Two summers ago, I was located in the hills of Virginia, living to repair low-income families homes in Appalachia. God taught me a lot, but mostly that I need Him to be effective. What I took away from the summer? Exhaustion. Not because the labor was hard (which it was) but because getting the job done required me to sacrifice everything. Unfortunately, time with God was one of those sacrifices that I thought had to ‘go’.
This past summer? I felt like I was supposed to stay in Akron. I stayed. My high hopes for the community I would build all summer, however, were overshadowed by a lifestyle of partying, searching for worth in a relationship, and a lack of christian community. My zeal for community which began at the end of the year quickly fizzled out as I surrounded myself with people who were searching for life amid a whole lot of death. I became discouraged and struggled with feelings of loneliness.
God’s grace brings me where I am currently: Living in a house with two amazing women who love Jesus, learning to love one another while wrestling with some pretty heavy real life stuff. The past few weeks, I have been feeling so desperate for the Lord, and his faithfulness has absolutely overwhelmed me. Conflicts with friends were healed, amazing new lovers of Jesus were introduced to my life, wise, practical DOERs of love surround me, and I feel God…which is enough in and of itself.
Interning and working with the homeless has made me wrestle with God about some tough stuff and the questions I’ve been asking do not have pretty answers. I’m realizing that living here in the hybrid hood is kind of like having blinders taken off, but not quite having great enough eyesight to interpret what I’m seeing. My experience has radically changed, but I don’t yet know what any of the things yet mean. I’m excited to continue to wrestle through these issues, but I am realizing that it’s not always going to be fun.
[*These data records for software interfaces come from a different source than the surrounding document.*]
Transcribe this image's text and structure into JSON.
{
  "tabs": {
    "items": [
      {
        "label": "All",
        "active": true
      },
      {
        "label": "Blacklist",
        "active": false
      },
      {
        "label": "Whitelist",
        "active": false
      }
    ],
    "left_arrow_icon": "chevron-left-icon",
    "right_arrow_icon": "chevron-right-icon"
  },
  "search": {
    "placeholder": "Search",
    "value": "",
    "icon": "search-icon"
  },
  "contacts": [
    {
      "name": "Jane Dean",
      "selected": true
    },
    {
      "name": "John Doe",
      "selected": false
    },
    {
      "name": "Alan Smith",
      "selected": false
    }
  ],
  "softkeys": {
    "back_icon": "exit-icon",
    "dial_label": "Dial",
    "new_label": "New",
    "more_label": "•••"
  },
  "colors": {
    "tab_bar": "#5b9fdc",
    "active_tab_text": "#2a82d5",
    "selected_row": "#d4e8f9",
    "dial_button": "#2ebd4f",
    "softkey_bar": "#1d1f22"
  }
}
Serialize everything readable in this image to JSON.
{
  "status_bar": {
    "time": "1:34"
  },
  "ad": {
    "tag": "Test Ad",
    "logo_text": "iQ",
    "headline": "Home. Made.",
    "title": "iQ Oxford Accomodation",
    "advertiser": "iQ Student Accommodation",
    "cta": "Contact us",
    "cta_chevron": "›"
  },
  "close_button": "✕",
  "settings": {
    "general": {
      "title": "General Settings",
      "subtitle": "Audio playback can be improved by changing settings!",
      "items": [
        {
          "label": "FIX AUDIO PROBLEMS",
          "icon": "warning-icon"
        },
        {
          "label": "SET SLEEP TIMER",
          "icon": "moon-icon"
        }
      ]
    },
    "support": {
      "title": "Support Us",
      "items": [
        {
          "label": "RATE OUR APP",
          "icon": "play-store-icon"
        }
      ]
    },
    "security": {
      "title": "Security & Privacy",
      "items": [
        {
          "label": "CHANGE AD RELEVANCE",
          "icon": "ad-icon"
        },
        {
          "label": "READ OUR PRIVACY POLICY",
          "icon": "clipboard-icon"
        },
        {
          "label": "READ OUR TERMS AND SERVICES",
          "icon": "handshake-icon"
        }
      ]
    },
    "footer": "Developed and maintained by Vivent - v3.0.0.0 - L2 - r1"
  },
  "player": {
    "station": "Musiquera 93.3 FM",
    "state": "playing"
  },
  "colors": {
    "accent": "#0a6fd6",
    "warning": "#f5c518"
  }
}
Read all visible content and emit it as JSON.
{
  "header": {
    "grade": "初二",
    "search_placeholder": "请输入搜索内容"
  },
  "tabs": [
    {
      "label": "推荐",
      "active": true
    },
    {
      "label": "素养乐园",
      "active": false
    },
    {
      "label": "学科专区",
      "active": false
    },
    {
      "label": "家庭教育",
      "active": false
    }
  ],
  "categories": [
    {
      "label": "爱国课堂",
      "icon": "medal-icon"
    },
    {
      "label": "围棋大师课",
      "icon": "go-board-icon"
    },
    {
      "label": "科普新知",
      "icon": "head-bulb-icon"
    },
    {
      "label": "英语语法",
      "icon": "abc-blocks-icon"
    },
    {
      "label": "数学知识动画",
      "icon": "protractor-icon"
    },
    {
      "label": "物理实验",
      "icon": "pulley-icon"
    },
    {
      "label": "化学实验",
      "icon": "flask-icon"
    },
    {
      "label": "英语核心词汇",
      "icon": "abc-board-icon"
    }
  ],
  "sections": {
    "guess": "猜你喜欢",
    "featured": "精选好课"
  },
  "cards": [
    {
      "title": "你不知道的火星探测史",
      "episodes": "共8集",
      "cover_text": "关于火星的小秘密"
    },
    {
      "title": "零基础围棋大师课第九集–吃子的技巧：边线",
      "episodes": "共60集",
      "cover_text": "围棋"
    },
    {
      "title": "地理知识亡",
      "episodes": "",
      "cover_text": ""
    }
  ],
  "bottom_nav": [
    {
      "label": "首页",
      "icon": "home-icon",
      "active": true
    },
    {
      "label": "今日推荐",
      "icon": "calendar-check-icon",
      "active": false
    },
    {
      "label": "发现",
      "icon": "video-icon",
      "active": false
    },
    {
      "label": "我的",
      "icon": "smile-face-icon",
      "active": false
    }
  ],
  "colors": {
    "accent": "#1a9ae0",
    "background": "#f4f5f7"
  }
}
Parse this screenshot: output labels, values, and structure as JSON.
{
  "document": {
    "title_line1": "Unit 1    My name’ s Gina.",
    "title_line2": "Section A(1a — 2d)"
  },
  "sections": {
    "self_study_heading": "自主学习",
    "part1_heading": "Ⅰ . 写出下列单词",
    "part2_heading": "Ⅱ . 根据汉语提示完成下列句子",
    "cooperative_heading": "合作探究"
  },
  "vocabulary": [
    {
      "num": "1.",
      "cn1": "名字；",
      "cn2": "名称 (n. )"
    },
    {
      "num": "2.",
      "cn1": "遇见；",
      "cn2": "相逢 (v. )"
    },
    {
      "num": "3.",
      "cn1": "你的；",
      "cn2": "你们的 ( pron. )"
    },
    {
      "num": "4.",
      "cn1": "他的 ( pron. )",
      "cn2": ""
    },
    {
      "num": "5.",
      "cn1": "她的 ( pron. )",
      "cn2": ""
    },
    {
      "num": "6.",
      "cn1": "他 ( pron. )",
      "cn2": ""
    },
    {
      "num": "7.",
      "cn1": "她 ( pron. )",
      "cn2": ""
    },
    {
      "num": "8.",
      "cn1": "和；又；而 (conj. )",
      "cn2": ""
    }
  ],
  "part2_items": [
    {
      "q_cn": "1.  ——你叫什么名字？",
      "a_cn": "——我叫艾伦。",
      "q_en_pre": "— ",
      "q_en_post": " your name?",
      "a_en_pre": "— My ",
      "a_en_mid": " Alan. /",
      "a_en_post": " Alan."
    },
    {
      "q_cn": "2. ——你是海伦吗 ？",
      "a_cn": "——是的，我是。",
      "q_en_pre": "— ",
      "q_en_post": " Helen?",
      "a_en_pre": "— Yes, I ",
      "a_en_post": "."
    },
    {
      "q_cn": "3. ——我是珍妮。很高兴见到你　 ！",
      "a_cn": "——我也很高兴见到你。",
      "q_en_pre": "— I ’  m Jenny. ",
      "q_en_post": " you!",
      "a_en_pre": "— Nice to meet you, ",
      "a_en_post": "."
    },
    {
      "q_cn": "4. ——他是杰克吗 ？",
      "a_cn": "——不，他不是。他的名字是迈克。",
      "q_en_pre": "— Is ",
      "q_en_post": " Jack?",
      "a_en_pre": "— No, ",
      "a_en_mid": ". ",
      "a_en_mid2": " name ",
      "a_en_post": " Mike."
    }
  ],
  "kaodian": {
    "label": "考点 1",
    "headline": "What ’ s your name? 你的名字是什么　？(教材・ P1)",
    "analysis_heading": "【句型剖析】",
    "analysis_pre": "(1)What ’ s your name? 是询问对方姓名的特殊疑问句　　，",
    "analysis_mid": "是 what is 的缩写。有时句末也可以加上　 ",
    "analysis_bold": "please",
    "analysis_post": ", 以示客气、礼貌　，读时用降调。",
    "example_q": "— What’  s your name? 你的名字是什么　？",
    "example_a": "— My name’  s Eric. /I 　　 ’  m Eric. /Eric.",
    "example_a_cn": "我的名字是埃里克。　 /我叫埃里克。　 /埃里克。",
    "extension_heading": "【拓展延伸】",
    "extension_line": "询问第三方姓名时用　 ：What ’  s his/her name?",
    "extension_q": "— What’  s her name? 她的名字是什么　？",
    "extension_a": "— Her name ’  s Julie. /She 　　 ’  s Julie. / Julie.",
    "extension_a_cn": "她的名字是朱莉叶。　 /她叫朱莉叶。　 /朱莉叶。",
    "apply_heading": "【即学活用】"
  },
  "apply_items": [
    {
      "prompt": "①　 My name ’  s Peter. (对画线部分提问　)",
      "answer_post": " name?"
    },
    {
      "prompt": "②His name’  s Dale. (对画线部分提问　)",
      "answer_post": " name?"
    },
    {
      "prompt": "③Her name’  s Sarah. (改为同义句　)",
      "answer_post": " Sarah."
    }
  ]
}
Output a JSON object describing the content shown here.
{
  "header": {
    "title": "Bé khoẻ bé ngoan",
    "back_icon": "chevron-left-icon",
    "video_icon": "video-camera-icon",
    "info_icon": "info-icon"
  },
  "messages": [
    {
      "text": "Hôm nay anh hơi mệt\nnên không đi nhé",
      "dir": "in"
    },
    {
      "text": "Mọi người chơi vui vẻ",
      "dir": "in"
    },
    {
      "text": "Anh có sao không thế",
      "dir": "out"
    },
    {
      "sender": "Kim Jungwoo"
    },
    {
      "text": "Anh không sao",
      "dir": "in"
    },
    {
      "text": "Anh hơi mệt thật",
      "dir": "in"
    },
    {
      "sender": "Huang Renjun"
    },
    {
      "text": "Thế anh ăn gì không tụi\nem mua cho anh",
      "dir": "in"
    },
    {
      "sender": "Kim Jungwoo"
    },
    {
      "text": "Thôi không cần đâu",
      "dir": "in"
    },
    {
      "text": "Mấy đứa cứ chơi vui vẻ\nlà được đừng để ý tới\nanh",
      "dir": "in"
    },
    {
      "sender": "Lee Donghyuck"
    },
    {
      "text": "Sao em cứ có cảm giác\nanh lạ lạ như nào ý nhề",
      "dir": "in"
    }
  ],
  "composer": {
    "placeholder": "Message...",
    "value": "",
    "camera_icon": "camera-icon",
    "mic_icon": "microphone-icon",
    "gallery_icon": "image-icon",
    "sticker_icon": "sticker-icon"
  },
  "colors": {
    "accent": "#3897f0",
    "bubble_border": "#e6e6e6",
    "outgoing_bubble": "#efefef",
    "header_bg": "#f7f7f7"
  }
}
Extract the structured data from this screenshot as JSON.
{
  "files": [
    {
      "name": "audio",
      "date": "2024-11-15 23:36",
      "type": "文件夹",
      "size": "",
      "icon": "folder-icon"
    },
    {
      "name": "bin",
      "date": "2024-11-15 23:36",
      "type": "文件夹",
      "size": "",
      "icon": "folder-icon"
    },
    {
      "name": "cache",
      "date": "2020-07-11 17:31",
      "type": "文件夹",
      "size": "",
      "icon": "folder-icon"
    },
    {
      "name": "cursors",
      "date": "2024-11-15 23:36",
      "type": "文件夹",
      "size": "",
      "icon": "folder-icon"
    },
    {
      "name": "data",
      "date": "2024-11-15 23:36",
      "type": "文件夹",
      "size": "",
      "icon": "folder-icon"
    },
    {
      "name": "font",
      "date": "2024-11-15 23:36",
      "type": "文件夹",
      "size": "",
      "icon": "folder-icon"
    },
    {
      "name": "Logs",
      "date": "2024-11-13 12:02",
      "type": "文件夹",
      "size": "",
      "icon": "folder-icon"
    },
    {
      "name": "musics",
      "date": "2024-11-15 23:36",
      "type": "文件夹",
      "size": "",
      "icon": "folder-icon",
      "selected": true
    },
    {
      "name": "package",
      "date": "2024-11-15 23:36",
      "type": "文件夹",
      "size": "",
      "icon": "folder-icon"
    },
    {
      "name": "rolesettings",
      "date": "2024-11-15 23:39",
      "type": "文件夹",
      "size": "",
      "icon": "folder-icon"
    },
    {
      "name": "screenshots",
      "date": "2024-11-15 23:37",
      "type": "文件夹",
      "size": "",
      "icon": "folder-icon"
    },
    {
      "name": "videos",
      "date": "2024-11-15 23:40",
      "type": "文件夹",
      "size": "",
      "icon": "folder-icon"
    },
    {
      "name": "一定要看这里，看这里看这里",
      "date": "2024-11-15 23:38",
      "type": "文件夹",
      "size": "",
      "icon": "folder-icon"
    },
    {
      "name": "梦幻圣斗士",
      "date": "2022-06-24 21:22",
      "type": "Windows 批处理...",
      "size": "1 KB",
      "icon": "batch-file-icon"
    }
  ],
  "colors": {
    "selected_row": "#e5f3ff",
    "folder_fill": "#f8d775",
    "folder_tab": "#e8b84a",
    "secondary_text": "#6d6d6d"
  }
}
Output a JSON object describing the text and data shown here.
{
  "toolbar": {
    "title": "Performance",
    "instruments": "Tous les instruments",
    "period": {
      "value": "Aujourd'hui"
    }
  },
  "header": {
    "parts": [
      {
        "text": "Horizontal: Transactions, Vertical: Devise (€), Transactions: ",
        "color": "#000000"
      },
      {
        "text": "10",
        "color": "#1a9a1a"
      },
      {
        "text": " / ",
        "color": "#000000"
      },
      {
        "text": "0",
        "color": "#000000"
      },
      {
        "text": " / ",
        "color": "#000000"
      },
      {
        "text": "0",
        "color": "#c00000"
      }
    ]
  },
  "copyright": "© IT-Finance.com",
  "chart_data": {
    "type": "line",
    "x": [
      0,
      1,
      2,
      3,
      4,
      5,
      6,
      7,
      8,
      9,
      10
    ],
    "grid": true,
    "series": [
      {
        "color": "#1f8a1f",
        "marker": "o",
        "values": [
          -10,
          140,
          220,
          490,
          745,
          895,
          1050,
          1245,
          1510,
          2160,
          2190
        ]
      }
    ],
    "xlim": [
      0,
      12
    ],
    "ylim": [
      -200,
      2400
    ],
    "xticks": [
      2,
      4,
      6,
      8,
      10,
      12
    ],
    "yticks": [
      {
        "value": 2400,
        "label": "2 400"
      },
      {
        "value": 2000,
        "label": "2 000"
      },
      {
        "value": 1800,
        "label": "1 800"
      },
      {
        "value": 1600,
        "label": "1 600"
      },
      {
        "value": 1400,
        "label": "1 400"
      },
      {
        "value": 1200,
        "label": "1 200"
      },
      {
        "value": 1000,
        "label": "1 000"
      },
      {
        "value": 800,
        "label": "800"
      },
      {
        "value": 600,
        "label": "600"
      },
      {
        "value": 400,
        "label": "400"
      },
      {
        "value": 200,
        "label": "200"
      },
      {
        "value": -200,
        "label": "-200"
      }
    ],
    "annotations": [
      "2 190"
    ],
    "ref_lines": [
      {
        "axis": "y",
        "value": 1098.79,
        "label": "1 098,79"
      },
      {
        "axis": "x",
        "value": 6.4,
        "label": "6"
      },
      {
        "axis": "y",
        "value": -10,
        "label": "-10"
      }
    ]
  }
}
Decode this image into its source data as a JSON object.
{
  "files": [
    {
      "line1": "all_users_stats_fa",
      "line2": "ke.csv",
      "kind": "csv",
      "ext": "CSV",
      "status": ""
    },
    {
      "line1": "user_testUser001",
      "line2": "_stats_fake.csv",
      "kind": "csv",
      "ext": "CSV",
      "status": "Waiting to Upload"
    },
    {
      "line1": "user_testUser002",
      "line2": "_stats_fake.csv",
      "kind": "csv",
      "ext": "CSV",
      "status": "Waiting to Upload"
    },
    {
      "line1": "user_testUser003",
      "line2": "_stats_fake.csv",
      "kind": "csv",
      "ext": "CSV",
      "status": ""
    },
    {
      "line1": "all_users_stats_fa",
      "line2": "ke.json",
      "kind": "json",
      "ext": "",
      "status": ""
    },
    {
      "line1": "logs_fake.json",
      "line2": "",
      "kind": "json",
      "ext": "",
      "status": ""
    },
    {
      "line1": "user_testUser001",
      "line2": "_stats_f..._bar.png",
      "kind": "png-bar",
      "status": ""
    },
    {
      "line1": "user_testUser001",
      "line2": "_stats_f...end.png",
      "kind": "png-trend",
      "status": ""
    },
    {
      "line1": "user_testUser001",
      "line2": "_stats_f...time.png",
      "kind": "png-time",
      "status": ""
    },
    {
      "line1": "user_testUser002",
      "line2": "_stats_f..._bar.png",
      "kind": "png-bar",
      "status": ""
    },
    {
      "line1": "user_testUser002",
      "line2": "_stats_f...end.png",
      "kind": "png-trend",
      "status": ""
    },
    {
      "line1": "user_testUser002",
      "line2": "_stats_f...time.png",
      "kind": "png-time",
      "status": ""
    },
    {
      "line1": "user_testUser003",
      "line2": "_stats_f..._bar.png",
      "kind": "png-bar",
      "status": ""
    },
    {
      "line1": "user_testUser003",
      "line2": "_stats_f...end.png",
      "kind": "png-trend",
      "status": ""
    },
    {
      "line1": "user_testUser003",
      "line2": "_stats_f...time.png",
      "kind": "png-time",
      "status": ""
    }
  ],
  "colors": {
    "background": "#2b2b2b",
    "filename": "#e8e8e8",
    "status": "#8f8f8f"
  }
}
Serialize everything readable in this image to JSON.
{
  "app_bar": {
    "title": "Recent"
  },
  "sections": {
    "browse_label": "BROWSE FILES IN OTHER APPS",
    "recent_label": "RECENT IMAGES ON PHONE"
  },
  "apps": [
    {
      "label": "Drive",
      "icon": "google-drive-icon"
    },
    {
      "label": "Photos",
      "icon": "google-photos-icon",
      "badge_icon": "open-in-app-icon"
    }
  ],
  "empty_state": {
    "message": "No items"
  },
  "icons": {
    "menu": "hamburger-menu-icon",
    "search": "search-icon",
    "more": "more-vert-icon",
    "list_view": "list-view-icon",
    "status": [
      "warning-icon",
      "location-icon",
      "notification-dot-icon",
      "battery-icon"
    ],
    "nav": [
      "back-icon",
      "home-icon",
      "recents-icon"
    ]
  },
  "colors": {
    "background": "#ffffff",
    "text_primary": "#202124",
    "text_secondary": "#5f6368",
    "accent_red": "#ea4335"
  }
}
I do, though, feel God speaking right to my heart. And I am finding peace in what he’s saying. He’s telling me to seek him. That’s it. That’s all I have to do. Everything else will follow.